To do so, he continues, you need one of three things: “a lot of time, a lot of money, or a real good reason.”
eatigo has a real good reason – discounts. Cluzel makes is clear that eatigo is enjoying its success not just because of the great mobile app penetration in the countries it operates in but also because of Southeast Asian users’ big discount affinity.
Restaurant reservation culture is not as strong in Southeast Asia as it is in the West, though it is picking up. It is stronger in more mature markets such as Singapore and Hong Kong as compared to Thailand and Malaysia – Cluzel reveals that Thai people normally rarely make reservations – but across the board, the discounts that eatigo offers serve as a huge motivator to make the reservations.
“People don’t use eatigo because they want to make a reservation; they use us to get a discount. This is a very powerful motivator. We find out what people want and we give it to them,” he says.
Users get a discount on every booking they make and every restaurant on the platform offers a 50% discount every day some time during the day.
However, changing human behaviour is still a tall order, so eatigo solves this by requiring users to change just one thing – the time they dine. “At no other point are we asking the user to do anything different from what they would do if they were making a normal reservation and dining at a restaurant. The whole user flow is designed to be completely natural,” explains Cluzel.

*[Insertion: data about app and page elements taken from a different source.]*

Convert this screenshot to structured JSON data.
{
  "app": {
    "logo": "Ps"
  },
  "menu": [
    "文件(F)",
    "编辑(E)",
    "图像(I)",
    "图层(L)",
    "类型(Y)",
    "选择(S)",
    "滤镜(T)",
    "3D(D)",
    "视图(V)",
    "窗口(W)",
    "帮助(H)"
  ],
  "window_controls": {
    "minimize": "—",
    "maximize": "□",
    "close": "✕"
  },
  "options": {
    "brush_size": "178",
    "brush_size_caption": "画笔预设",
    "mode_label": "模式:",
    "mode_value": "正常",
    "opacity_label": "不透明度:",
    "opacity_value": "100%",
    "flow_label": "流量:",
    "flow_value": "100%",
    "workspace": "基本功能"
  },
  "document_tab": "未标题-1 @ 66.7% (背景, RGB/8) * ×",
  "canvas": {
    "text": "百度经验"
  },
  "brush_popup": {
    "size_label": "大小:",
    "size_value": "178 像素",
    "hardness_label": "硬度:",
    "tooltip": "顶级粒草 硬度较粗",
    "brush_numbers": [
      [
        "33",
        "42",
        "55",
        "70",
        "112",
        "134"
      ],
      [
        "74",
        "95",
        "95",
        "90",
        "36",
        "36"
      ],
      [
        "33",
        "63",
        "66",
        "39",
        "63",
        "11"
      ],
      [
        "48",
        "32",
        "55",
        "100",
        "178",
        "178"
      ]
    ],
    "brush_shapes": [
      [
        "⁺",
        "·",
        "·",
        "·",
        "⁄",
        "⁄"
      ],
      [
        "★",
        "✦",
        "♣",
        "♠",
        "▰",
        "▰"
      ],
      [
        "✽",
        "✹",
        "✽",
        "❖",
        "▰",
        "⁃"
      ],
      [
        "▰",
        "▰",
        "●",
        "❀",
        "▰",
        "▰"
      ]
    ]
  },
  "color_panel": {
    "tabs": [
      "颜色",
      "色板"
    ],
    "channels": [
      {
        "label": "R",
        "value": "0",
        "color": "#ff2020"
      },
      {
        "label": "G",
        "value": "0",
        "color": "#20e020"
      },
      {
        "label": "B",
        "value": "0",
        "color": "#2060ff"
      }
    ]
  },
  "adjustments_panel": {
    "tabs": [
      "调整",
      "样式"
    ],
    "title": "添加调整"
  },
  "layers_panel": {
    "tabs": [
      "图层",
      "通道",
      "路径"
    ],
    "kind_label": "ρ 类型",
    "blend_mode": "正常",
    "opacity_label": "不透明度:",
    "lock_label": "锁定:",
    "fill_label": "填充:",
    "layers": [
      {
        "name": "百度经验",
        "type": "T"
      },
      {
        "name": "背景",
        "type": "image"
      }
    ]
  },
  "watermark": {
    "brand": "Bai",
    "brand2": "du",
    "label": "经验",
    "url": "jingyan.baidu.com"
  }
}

User experience with the app is also designed to be quick and easy, and the platform allows for browsing and specific searches to accommodate different user needs across the region. Cluzel reveals that Thai users prefer to browse while Singaporean users generally have a fixed idea of which restaurant and time they want. “We are excited to see what Malaysian users are like,” he says.
The eatigo business plan is constructed independently of the number of merchants it acquires and number of bookings it processes, which means that it concentrates on quality of merchants and value of bookings instead.
Cluzel also emphasises that eatigo “prefers slow money over fast money”, preferring to achieve its Series B goals before thinking of the next funding round, which will have a bigger scope.
“We are rolling out at the beginning of this year and then we will see how operations go. The next round could be as early as this year, it might be next year. It really depends on how eatigo and our investors interpret the results we see in the market,” he says.
The startup remains focused on the Southeast Asian region, but Cluzel stops short of revealing where the platform will launch next. “We are very sure that the business model will work anywhere. But we are still a young company and we don’t want to stretch ourselves too thin,” he says.
“Food is a wonderful business to be in because it transcends culture, age, economics, everything. Everybody in the world needs to eat three times a day. If you’re trying to build a regional or global business that is transaction-based, what better business to be in than food?”